CHAPTER 4: FRESHWATER

Lead Authors: Kevin Pietersen, Hans Beekman
Contributing Authors: Allali Abdelkader, Hesham Ghany, Alfred Opere, Eric Odada, Tenalem Ayenew, Dagnachew Legesse, Luc Sigha-Nkamdjou, Lekan Oyebande, Ahmed Abdelrehim

REGIONAL SYNTHESIS

The availability of and access to freshwater is an important determinant of patterns of economic growth and social development. This is particularly the case in Africa where most people live in rural areas and are still heavily dependent on agriculture for their livelihoods. Water is an essential resource for sustaining economic development in all sectors. Freshwater is a necessary input for industry and mining, hydropower generation, tourism, subsistence and commercial agriculture, fisheries and livestock production, and tourism. These activities are central to livelihoods and human well-being; they provide employment and contribute to national economies through, among other things, export earnings.

An Africa where
there is an equitable
and sustainable use
and management of
water resources for
poverty alleviation,
socioeconomic
development,
regional
cooperation, and
the environment.

Africa Water Vision
for 2025
(ECA and others 2000)

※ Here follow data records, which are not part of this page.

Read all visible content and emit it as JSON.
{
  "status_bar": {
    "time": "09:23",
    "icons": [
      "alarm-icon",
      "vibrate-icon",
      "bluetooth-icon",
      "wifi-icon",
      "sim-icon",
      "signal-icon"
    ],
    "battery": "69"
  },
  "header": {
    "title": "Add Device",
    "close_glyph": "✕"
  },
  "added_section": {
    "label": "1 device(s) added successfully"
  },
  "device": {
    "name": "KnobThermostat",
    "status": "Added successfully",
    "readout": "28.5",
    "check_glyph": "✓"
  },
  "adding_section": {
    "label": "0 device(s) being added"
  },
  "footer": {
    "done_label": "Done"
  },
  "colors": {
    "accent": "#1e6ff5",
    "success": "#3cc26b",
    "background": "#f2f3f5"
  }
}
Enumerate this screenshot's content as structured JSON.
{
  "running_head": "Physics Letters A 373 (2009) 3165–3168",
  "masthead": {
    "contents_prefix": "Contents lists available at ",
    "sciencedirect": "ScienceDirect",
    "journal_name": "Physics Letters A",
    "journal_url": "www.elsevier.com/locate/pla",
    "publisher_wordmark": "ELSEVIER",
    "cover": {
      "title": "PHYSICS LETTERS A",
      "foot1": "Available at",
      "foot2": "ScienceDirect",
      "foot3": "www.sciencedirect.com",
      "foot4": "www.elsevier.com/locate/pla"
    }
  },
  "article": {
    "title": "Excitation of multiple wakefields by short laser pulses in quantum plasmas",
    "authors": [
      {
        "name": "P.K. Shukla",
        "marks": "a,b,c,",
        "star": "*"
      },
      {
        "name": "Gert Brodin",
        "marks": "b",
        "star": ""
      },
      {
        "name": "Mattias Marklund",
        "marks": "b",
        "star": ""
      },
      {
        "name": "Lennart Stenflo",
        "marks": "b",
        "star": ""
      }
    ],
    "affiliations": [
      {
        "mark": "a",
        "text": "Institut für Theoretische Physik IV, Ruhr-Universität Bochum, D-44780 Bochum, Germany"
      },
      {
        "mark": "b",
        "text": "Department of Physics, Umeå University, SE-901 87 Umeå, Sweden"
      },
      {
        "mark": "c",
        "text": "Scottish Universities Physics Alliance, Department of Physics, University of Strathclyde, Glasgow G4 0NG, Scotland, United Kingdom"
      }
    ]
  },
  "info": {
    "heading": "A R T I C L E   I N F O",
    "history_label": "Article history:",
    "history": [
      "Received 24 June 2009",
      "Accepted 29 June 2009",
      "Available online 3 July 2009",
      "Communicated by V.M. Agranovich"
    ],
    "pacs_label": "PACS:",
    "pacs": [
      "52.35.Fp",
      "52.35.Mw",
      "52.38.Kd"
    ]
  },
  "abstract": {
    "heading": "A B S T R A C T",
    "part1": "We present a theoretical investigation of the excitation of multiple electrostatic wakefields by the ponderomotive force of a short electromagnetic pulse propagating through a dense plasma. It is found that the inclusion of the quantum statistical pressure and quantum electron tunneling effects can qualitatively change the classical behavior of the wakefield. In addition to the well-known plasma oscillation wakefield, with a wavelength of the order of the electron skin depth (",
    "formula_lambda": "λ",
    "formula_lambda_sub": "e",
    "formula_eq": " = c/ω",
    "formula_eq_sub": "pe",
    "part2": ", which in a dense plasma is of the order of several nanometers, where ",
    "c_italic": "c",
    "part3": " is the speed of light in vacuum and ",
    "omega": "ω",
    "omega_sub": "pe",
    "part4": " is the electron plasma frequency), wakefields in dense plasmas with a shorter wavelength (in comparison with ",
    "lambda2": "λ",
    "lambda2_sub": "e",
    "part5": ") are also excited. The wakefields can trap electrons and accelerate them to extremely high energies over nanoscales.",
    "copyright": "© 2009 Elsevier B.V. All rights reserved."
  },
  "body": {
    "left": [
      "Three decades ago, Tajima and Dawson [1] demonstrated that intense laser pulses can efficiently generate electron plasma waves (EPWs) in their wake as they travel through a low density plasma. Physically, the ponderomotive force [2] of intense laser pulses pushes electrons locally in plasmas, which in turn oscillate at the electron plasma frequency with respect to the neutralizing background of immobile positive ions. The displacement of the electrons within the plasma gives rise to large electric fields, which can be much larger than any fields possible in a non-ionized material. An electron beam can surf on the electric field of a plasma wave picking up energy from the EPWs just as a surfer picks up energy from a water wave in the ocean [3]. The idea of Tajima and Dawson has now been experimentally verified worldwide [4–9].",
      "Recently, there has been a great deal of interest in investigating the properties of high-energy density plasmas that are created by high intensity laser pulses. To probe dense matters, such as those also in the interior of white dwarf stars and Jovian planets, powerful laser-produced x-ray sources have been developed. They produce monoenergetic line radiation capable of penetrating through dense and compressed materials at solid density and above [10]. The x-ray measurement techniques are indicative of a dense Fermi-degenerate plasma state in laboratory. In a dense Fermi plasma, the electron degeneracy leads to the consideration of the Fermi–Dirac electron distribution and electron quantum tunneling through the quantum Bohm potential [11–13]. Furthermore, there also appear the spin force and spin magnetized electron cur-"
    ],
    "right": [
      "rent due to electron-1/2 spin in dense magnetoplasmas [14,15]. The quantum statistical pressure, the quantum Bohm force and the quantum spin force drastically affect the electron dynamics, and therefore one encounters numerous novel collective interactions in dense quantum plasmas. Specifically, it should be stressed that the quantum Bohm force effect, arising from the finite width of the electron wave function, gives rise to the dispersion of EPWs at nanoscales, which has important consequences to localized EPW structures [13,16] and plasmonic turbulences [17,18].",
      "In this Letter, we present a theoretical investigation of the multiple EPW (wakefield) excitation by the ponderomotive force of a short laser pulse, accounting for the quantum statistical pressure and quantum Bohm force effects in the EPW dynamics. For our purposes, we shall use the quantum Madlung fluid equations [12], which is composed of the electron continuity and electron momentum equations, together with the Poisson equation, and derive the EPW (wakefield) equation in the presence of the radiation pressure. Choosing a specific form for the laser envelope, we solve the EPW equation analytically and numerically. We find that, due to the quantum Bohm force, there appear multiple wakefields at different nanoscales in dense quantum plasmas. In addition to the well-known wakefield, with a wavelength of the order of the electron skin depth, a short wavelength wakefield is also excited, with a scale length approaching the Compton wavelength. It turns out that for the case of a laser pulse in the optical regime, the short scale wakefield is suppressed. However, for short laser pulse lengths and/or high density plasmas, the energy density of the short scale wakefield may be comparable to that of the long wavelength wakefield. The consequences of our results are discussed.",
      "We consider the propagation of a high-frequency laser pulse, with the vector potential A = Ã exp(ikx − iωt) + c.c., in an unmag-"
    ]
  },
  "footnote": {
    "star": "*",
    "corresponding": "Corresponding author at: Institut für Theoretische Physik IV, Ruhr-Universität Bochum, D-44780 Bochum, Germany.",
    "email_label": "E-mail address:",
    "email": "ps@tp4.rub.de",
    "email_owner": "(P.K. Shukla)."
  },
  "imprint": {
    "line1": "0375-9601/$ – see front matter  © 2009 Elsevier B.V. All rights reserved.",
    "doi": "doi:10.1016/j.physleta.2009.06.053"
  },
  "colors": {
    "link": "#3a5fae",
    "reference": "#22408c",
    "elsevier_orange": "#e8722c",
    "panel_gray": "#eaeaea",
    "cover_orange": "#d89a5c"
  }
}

Water is not only an economic good but also a social good. Safe water supply and appropriate sanitation are the most essential components for a healthy and prosperous life. The provision of safe drinking water and adequate sanitation facilities, to the rural and rapidly expanding urban populations, can reduce mortality rates related to water-borne and water-related diseases, such as cholera, diarrhoea and malaria.

Economic security and human well-being are dependent on the protection of this resource. This demands that water be managed as part of a healthy functional ecosystem, in order to ensure it continues to deliver essential environmental goods-and- services. The hydrological cycle links the different components of the environment (atmospheric, marine, aquatic, terrestrial and subterranean), and this means that water resources are linked, via the water itself, to all the other components of the broader environment (MacKay and others 2004). This has important implications for management choices: integrated water resource management (IWRM) approaches ensure that water resources are managed as ecosystems. Further, the transboundary nature of water means that regional and sub-regional cooperation are essential to ensure the beneficial and sustainable use of this resource.

Africa is endowed with immense renewable natural resources including freshwater resources. Yet, natural phenomena, such as rainfall patterns and climate change and variability, and human factors, such as population growth, competition over water, and pollution, increasingly threaten the sustainability of resources, and hence the livelihoods of many, particularly poor, people. It is widely recognized that a radical change in approach is required in order to adequately address these threats and so that the available water resources do not become a constraint, but serve as an instrument for accomplishing New Partnership for Africa’s Development (NEPAD) development goals. These goals include poverty alleviation, economic recovery and securing a sustainable environment. It is in this light that a shared Africa Water Vision and water supply and sanitation targets were defined at the World Water Forum in The Hague in 2000. The Vision calls for a new way of thinking about water and a new form of regional cooperation. It aspires to “An Africa where there is an equitable and sustainable use and management of water resources for poverty alleviation, socioeconomic development, regional cooperation, and the environment” and specific targets have, as shown in Box 1 been set to achieve this (ECA and others 2000). Achieving this Vision requires new approaches to governance and institutions, including, among other things, the adoption of integrated and participatory approaches, management at the lowest possible level and the mainstreaming of gender issues.

Box 1: The Africa Water Vision for 2025: targets for urgent water needs

By 2015:

  • Reduce by 75 per cent the proportion of people without access to safe and adequate water supply.
  • Reduce by 70 per cent the proportion of people without access to safe and adequate sanitation.
  • Increase by 10 per cent water productivity of rain-fed agriculture and irrigation.
  • Increase the area of irrigated land by 25 per cent.
  • Realized 10 per cent of the development potential for agriculture, hydropower, industry, tourism and transportation.
  • Implement measures in all countries to ensure the allocation of sufficient water for environmental sustainability.
  • Implement measures in all countries to conserve and restore watershed ecosystems.

By 2025:

  • Reduce by 95 per cent the proportion of people without access to safe and adequate water supply.
  • Reduce by 95 per cent the proportion of people without access to safe and adequate sanitation.
  • Increase by 60 per cent water productivity of rain-fed agriculture and irrigation.
  • Increase the area of irrigated land by 100 per cent.
  • Realized 25 per cent of the development potential for agriculture, hydropower, industry, tourism and transportation.
  • Implement measures in all river basins to ensure the allocation of sufficient water for environmental sustainability.
  • Implement measures in all river basins to conserve and restore watershed ecosystems.

Source: ECA and others 2000